# [AIM OF THE TASK]
Search the entries for the word "Records" and return every line where it is found.

[Items from a dataset]
>>

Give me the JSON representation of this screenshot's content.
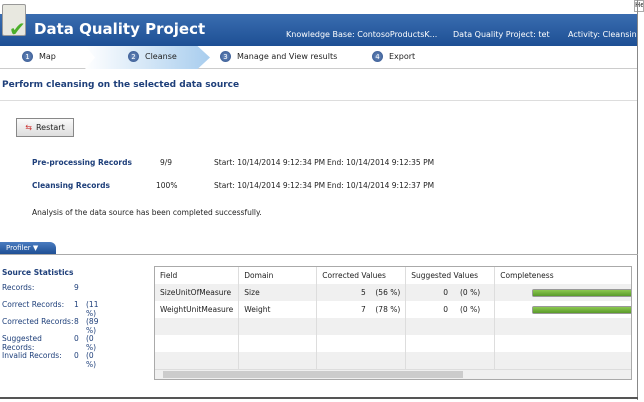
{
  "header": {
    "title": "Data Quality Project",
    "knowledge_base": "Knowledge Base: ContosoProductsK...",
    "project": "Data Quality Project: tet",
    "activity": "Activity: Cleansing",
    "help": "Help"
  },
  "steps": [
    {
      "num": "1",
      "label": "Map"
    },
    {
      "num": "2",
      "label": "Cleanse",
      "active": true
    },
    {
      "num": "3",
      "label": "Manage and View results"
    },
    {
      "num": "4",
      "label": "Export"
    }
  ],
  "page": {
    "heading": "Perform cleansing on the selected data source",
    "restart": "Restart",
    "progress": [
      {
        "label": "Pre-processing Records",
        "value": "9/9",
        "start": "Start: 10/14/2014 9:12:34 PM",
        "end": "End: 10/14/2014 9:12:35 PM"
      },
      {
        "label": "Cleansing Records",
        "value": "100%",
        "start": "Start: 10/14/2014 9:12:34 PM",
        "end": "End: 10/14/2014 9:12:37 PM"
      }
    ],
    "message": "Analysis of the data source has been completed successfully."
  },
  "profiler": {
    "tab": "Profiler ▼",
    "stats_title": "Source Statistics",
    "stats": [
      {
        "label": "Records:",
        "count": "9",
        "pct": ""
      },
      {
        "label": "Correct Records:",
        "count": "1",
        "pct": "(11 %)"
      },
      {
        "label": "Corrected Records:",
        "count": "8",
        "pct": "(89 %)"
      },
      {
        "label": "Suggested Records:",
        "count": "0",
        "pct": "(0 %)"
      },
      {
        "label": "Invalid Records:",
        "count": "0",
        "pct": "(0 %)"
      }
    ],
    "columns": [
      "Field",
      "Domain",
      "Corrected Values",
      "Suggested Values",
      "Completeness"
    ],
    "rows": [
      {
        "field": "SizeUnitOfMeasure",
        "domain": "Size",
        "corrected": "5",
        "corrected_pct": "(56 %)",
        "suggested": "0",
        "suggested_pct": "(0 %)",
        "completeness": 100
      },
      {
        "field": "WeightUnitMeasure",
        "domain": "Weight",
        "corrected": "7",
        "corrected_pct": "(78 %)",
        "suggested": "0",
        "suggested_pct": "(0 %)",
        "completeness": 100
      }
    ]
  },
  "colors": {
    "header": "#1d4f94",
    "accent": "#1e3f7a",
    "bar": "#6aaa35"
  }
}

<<
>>

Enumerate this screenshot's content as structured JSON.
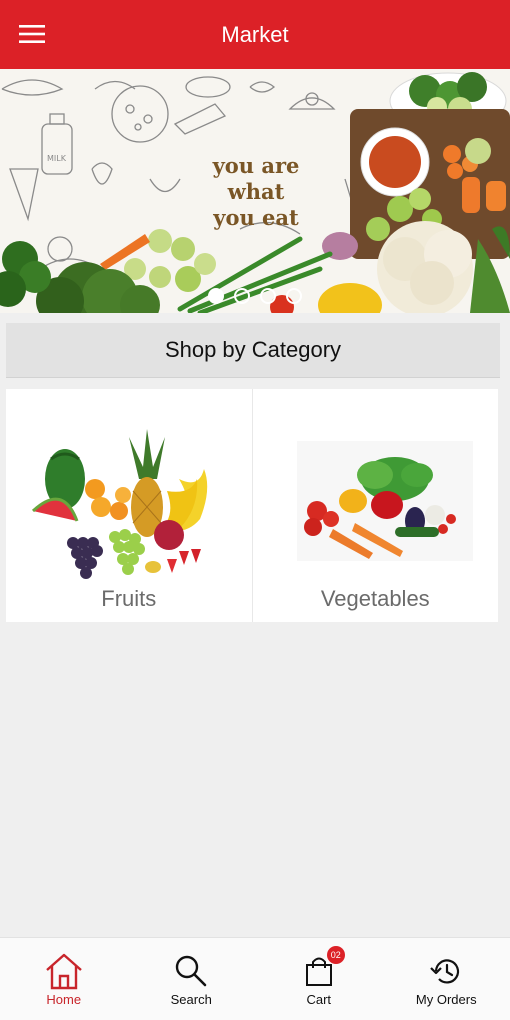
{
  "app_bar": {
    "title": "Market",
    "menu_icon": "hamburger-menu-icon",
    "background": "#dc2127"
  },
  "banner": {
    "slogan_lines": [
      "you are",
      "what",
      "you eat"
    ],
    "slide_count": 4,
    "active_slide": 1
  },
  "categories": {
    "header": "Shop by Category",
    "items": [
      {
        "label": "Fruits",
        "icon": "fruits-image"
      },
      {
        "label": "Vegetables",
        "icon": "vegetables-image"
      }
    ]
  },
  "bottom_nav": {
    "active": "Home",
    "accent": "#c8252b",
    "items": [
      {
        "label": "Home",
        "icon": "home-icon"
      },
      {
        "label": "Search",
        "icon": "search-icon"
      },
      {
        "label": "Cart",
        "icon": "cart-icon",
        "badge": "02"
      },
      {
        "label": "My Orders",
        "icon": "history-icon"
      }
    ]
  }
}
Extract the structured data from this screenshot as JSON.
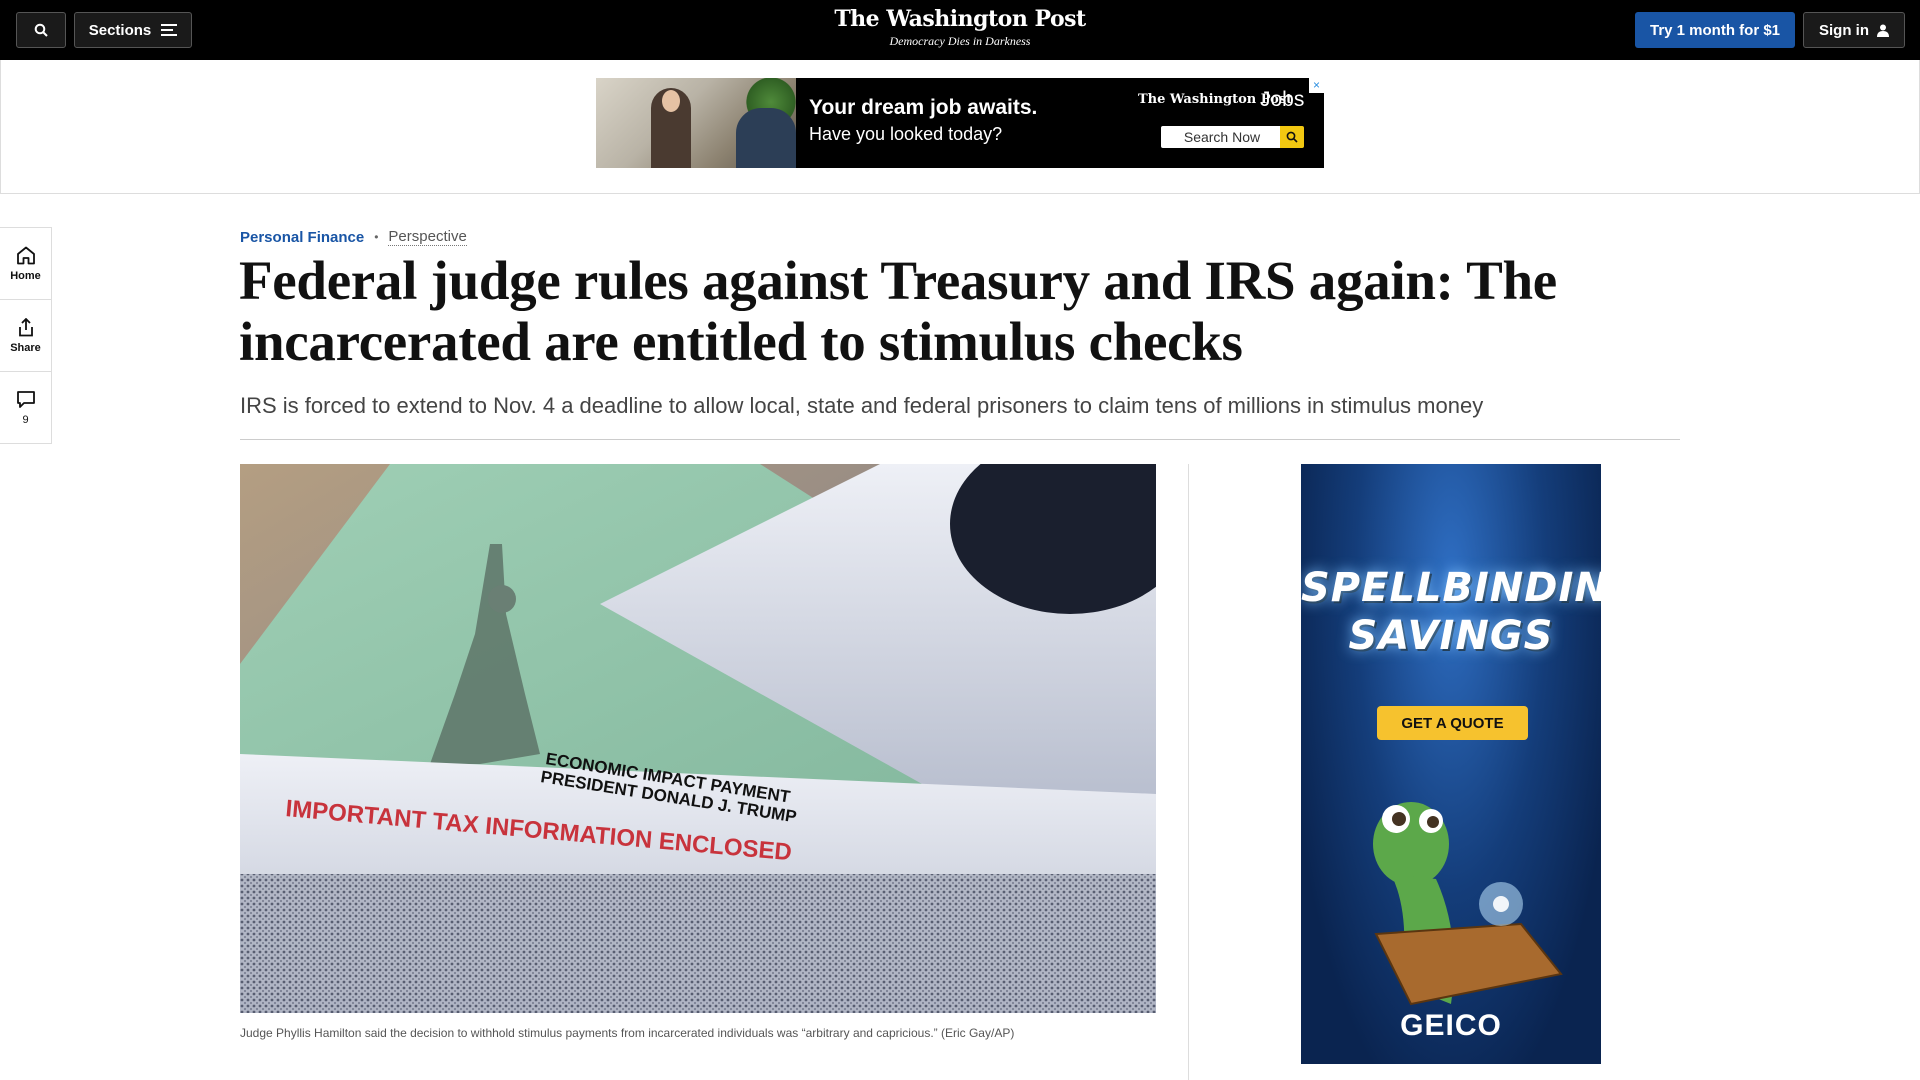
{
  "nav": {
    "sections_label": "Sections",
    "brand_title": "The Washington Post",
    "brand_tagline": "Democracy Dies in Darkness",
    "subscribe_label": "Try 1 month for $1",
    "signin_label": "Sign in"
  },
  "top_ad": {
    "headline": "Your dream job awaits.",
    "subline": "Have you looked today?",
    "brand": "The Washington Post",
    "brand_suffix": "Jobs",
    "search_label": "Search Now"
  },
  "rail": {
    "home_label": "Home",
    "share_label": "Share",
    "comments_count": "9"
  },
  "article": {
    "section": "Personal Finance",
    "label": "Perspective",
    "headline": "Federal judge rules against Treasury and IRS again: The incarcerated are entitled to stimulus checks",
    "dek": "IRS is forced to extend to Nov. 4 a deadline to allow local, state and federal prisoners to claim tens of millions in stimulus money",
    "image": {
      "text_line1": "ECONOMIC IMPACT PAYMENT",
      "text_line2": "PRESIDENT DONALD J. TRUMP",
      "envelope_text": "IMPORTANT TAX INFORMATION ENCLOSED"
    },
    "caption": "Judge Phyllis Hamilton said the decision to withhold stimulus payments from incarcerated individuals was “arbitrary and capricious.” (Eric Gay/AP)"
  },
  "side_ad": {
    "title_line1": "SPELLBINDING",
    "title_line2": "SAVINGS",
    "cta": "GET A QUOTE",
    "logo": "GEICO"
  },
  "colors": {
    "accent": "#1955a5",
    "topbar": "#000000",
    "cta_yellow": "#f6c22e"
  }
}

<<

# [TASK SOLUTION]
        "label": "Pre-processing Records",
        "label": "Cleansing Records",
        "label": "Records:",
        "label": "Correct Records:",
        "label": "Corrected Records:",
        "label": "Suggested Records:",
        "label": "Invalid Records:",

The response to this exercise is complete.